Much of what you read here on this site is my attempt to translate the research I’m interested in, and which can be applied to the real world, in a way that makes it more “palatable” to you. This post, however, summarizes some of the “source” research, the scientific articles that I’ve had published in the last 12 months, for those wanting to see the academic side of the discussions we have.
If you want to create a debate that can easily turn into an argument with a group of runners, then bringing up running technique is a good place to start! Naturally, every runner, regardless of level or experience, has experience and an opinion on the “perfect running technique”.
What has contributed to this issue in recent times is the availability of a wealth of information and “expert advice” on technique, from people who want to sell you shoes, to those you will sell you “style” if you give them enough money and six months of your running! Never before has there been such an emphasis on changing your technique for “better” running. That word – “better” – is never quite defined, and nor has it ever been scientifically tested. So when it comes to the one of the hottest topics among runners, one is limited to anecdotes and (often grand) theories.
Below are some posts we’ve done looking at the subject!
I’ve finally gotten around to this post, which is probably two weeks in the making, and it follows on from our recent series on running shoes. That series began by looking at whether , and then evolved into a discussion of . Twenty years ago, it was all about motion-control shoes preventing overpronation to prevent […]
If you want to create a debate that can easily turn into an argument with a group of runners, then bringing up running technique is a good place to start! Naturally, every runner, regardless of level or experience, has experience and an opinion on the “perfect running technique”. What has contributed to this issue in […]
Today sees the third and concluding part of our series on Running Economy. It’s been a whistle stop tour of a complex subject. We have no doubt that we’ll be returning to the topic in time, because it has major implications for how we understand fatigue and performance, but for now, we stuck to the […]
Today sees Part II of our series on Running Economy.
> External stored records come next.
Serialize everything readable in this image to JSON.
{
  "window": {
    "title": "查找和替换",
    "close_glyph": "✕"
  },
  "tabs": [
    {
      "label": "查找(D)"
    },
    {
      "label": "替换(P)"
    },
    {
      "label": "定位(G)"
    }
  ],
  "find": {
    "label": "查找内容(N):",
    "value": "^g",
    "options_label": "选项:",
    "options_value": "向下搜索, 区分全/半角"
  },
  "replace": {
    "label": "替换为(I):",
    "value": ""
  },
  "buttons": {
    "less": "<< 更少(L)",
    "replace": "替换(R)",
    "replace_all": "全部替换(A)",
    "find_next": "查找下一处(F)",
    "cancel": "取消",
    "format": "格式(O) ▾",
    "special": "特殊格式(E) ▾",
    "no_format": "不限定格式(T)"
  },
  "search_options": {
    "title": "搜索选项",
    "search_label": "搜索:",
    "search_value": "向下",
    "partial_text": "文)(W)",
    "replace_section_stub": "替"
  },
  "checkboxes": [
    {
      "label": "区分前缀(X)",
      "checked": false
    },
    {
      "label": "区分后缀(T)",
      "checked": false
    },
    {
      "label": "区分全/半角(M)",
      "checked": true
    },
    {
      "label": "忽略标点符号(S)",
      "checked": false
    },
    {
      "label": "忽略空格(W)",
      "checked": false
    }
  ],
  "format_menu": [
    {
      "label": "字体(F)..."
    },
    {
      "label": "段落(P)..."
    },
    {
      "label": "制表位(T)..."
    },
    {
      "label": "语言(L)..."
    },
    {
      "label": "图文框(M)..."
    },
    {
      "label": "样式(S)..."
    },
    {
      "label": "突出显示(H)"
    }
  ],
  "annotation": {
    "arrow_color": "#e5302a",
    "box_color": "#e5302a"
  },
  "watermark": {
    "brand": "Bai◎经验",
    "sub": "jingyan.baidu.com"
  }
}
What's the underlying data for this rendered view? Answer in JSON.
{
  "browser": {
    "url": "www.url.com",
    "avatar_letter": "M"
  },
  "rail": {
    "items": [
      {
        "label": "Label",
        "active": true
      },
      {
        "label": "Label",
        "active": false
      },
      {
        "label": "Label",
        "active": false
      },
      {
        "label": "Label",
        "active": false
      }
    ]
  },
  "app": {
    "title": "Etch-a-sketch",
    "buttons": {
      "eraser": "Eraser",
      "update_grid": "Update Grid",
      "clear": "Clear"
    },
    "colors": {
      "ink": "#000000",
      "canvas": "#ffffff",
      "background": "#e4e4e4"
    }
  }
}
After spending the first two posts and discussing the , today we move onto some fundamental concepts of running economy – the physiology and biomechanics of running economy explained (partly, we hope!) I say “fundamental” with some caution, because the more one digs into this […]